While there are now other manufacturers (some, not all) struggling to produce their new electric cars, Tesla is paving the way to further increase its annual production capacity. The American company is installing more robots at its Fremont (United States) factory, with the aim of increasing the plant’s capacity to beyond 600,000 cars.
This is clear from the construction permits requested by Tesla, in which he asks to expand the number of robots installed in his American factory. More specifically, Elon Musk’s company wants to add MINO Automation robots (without specifying the number). In a factory of this size, the number of large robots can be counted by hundreds.
According to the MINO website, the company specializes in automated construction processes for the automotive industry, with systems for different types of welding, seaming or laser applications. In addition to Tesla, the company has among its customers manufacturers such as Audi, BMW, Honda, Peugeot or Toyota.
Most likely they are intended for increase production of the new Tesla Model Y, an electric SUV that could surpass the success of the Model 3 in the coming years. The four Tesla models are currently produced at the Fremont factory, with a production in 2019 of approximately 360,000 cars.
However, throughout this year the factory has been adapted to accommodate the Model Y, with more modern and efficient production lines that have increased the annual capacity of the factory to 490,000 cars. The reserved capacity for the Model 3 and Model Y is 400,000 cars, but Tesla wants to increase this number to 500,000 units by the end of this year. If achieved, the total production of the American factory could remain around 600,000 cars manufactured.
We recently learned that the Tesla Model Y has released new production processes, giving rise, among other things, to a rear subframe made by casting in 2 pieces, instead of the 70 parts needed in the Model 3.

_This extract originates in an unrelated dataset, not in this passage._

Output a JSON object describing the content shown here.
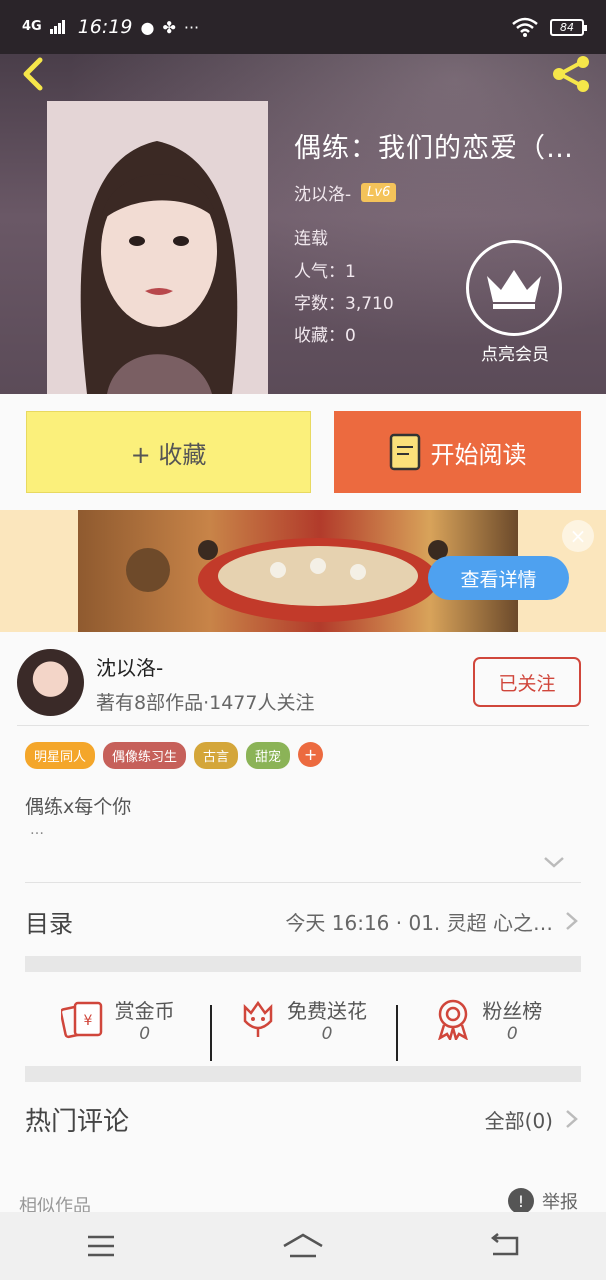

The Fremont factory has also made headlines in the past few days after Elon Musk ordered to restart production in full quarantine, and contrary to what was established by California authorities.